I bought an electric imp about a year and a half ago when they were released. I loved it’s simplicity and made a few temporary projects involving it but wanted to keep it for something more advanced. After all this time, I decided it’s better just to use it for anything rather than leave it just sitting in a box in my room, so I’ve made an internet-controlled 120VAC relay switcher for it and an “app” for my iPhone to switch it remotely. I’m sure there are other ways of accomplishing this project, but I was able to build the whole thing using parts I already had on hand. This blog post will be a high-level overview of what I did to make it.
Update: I’ve updated the software as shown in this blog post.
The electric imp code is heavily based on this example from the Getting Started pages of the documentation. I used an electric imp and the electric imp breakout for the brains of the operation. Since the electric imp is a 3.3V device and the only relay I had that could switch 120VAC was 5V, I used an N-channel MOSFET for the voltage converter. The MOSFET was a FQP30N06L and I used the electric imp’s 3.3V pin9 at the gate to switch it. Since I am switching an inductive load, I also put a diode in parallel with the relay coil to prevent the voltage spike from damaging the other circuitry. I have a momentary push-button switch attached to pin1 that allows me to switch the circuit on and off from the device, instead of having to get my phone out. This circuit is powered from a 5V AC-DC adapter that was removed from it’s outer casing.
Edit: As Perry mentioned in the comments, switch the black hot line, not the white neutral line. I’ve updated the diagram below to show this, but the photographs still show me switching the white line.
The electric imp, relay, and power supply are all mounted in a 3D-printed case that allows the electric imp’s LED and photodiode to be accessible from the side (to see status from the LED and to configure the Wi-Fi network via BlinkUp) and the push-button to be accessible from the top. The lid for this box is friction-fit and actually makes up the bottom of the box when it is assembled.

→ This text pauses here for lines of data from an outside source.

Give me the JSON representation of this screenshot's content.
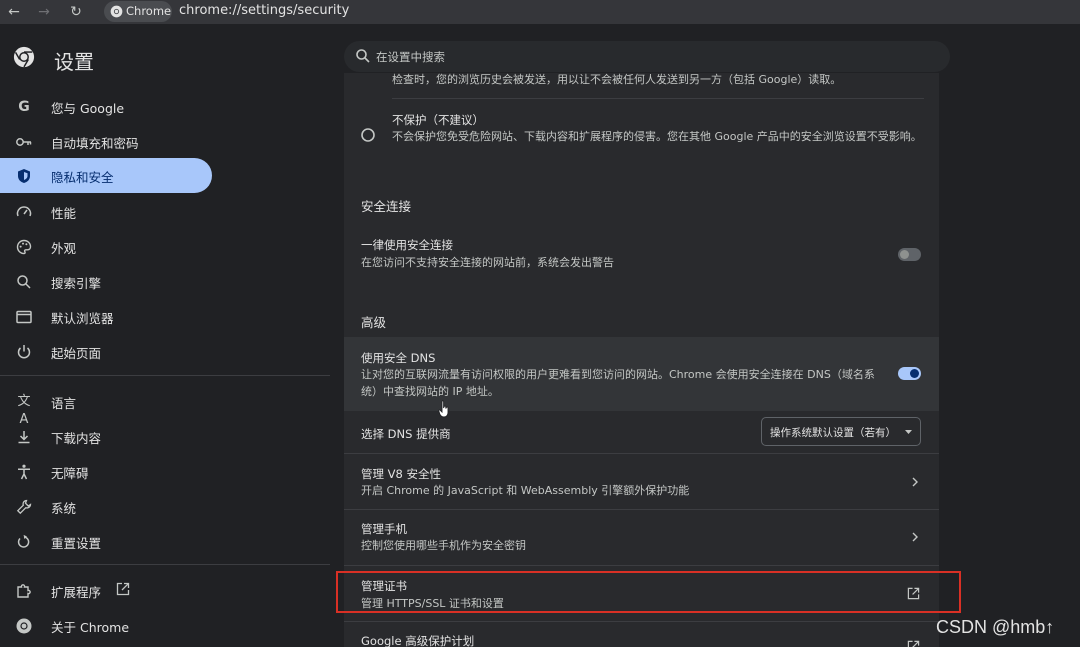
{
  "browser": {
    "chip_label": "Chrome",
    "url": "chrome://settings/security"
  },
  "header": {
    "title": "设置",
    "search_placeholder": "在设置中搜索"
  },
  "sidebar": {
    "items": [
      {
        "label": "您与 Google",
        "icon": "google-icon"
      },
      {
        "label": "自动填充和密码",
        "icon": "key-icon"
      },
      {
        "label": "隐私和安全",
        "icon": "shield-icon",
        "active": true
      },
      {
        "label": "性能",
        "icon": "speedometer-icon"
      },
      {
        "label": "外观",
        "icon": "palette-icon"
      },
      {
        "label": "搜索引擎",
        "icon": "search-icon"
      },
      {
        "label": "默认浏览器",
        "icon": "browser-window-icon"
      },
      {
        "label": "起始页面",
        "icon": "power-icon"
      },
      {
        "label": "语言",
        "icon": "translate-icon"
      },
      {
        "label": "下载内容",
        "icon": "download-icon"
      },
      {
        "label": "无障碍",
        "icon": "accessibility-icon"
      },
      {
        "label": "系统",
        "icon": "wrench-icon"
      },
      {
        "label": "重置设置",
        "icon": "reset-icon"
      },
      {
        "label": "扩展程序",
        "icon": "puzzle-icon"
      },
      {
        "label": "关于 Chrome",
        "icon": "chrome-icon"
      }
    ]
  },
  "content": {
    "cut_text": "检查时，您的浏览历史会被发送，用以让不会被任何人发送到另一方（包括 Google）读取。",
    "no_protection": {
      "title": "不保护（不建议）",
      "desc": "不会保护您免受危险网站、下载内容和扩展程序的侵害。您在其他 Google 产品中的安全浏览设置不受影响。"
    },
    "secure_connections_heading": "安全连接",
    "always_https": {
      "title": "一律使用安全连接",
      "desc": "在您访问不支持安全连接的网站前，系统会发出警告",
      "enabled": false
    },
    "advanced_heading": "高级",
    "secure_dns": {
      "title": "使用安全 DNS",
      "desc": "让对您的互联网流量有访问权限的用户更难看到您访问的网站。Chrome 会使用安全连接在 DNS（域名系统）中查找网站的 IP 地址。",
      "enabled": true
    },
    "dns_provider": {
      "label": "选择 DNS 提供商",
      "selected": "操作系统默认设置（若有）"
    },
    "v8": {
      "title": "管理 V8 安全性",
      "desc": "开启 Chrome 的 JavaScript 和 WebAssembly 引擎额外保护功能"
    },
    "phones": {
      "title": "管理手机",
      "desc": "控制您使用哪些手机作为安全密钥"
    },
    "certs": {
      "title": "管理证书",
      "desc": "管理 HTTPS/SSL 证书和设置"
    },
    "advanced_protection": {
      "title": "Google 高级保护计划"
    }
  },
  "watermark": "CSDN @hmb↑",
  "colors": {
    "accent": "#a8c7fa",
    "toggle_on": "#a8c7fa",
    "toggle_knob_on": "#062e6f",
    "highlight_box": "#d93025"
  }
}
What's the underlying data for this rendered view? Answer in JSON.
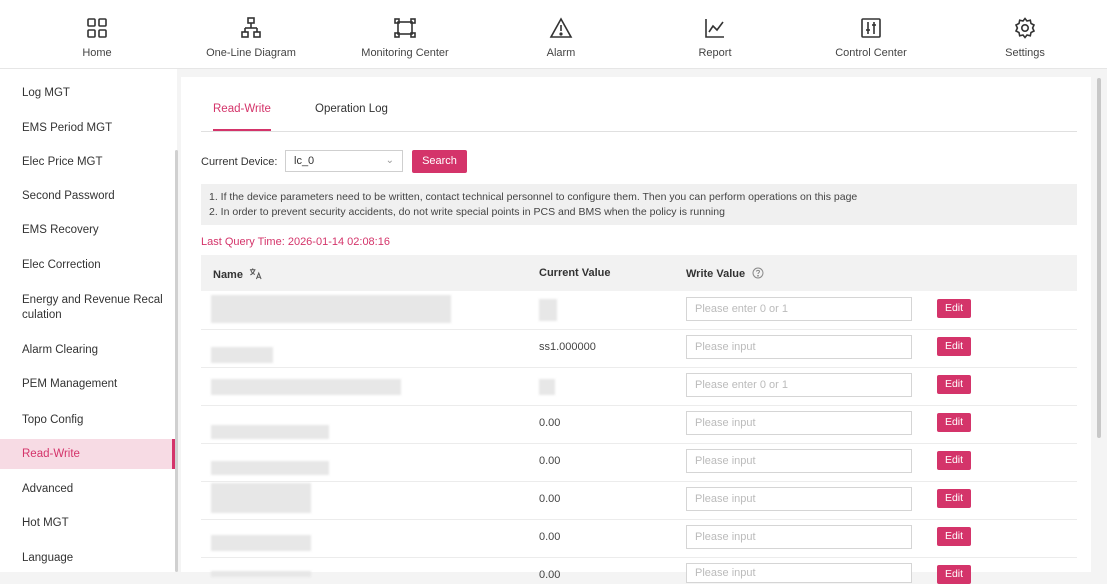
{
  "nav": [
    {
      "label": "Home",
      "icon": "home-grid-icon"
    },
    {
      "label": "One-Line Diagram",
      "icon": "one-line-diagram-icon"
    },
    {
      "label": "Monitoring Center",
      "icon": "monitoring-frame-icon"
    },
    {
      "label": "Alarm",
      "icon": "alarm-warning-icon"
    },
    {
      "label": "Report",
      "icon": "report-chart-icon"
    },
    {
      "label": "Control Center",
      "icon": "control-sliders-icon"
    },
    {
      "label": "Settings",
      "icon": "settings-gear-icon"
    }
  ],
  "sidebar": {
    "items": [
      {
        "label": "Log MGT"
      },
      {
        "label": "EMS Period MGT"
      },
      {
        "label": "Elec Price MGT"
      },
      {
        "label": "Second Password"
      },
      {
        "label": "EMS Recovery"
      },
      {
        "label": "Elec Correction"
      },
      {
        "label": "Energy and Revenue Recal",
        "label2": "culation"
      },
      {
        "label": "Alarm Clearing"
      },
      {
        "label": "PEM Management"
      },
      {
        "label": "Topo Config"
      },
      {
        "label": "Read-Write",
        "active": true
      },
      {
        "label": "Advanced"
      },
      {
        "label": "Hot MGT"
      },
      {
        "label": "Language"
      }
    ]
  },
  "tabs": [
    {
      "label": "Read-Write",
      "active": true
    },
    {
      "label": "Operation Log"
    }
  ],
  "device": {
    "label": "Current Device:",
    "value": "lc_0",
    "chevron": "⌄",
    "search_label": "Search"
  },
  "notice": {
    "line1": "1. If the device parameters need to be written, contact technical personnel to configure them. Then you can perform operations on this page",
    "line2": "2. In order to prevent security accidents, do not write special points in PCS and BMS when the policy is running"
  },
  "last_query": {
    "label": "Last Query Time:",
    "time": "2026-01-14 02:08:16"
  },
  "table": {
    "headers": {
      "name": "Name",
      "current": "Current Value",
      "write": "Write Value"
    },
    "edit_label": "Edit",
    "rows": [
      {
        "current": "",
        "placeholder": "Please enter 0 or 1"
      },
      {
        "current": "ss1.000000",
        "placeholder": "Please input"
      },
      {
        "current": "",
        "placeholder": "Please enter 0 or 1"
      },
      {
        "current": "0.00",
        "placeholder": "Please input"
      },
      {
        "current": "0.00",
        "placeholder": "Please input"
      },
      {
        "current": "0.00",
        "placeholder": "Please input"
      },
      {
        "current": "0.00",
        "placeholder": "Please input"
      },
      {
        "current": "0.00",
        "placeholder": "Please input"
      }
    ]
  },
  "colors": {
    "accent": "#d4346a",
    "active_bg": "#f7dbe4"
  }
}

I don’t have an Apple computer so I couldn’t make a native app for the switching, but I used the amazing iWebKit to make a webapp. There is an excellent tutorial included in the download that got the app up and running very quickly. There are 3 pages to this webapp. The first one is a main page that gives the option to either turn on or turn off the relay. Each of those pages does the corresponding action via an httpGet() to the AgentURL with a parameter that tells the imp to switch it on or off (On a side note, I tried to modify the app so that it checks the response of this httpGet() and displays whether or not there was an error. After a few hours of research, I found the only way to do this would be to send a response from the electric imp to a server and then read the status from the server. This was more complicated than I wanted to deal with, so I’ll just assume it always works. If there’s a problem, it’s not like this is an essential piece of equipment anyways.) Each of those web pages also has a link to the opposite action, so if you are on the “turn on” page, there will be a link to turn it off. I also created a simple icon for this app by searching for a icon-sized royalty-free image on Google.
The source code for the electric imp and iPhone webapp is located on my Github here. The files for the 3D-printed case are located on my Thingiverse here. Additional photos can be found in my Google+ album here.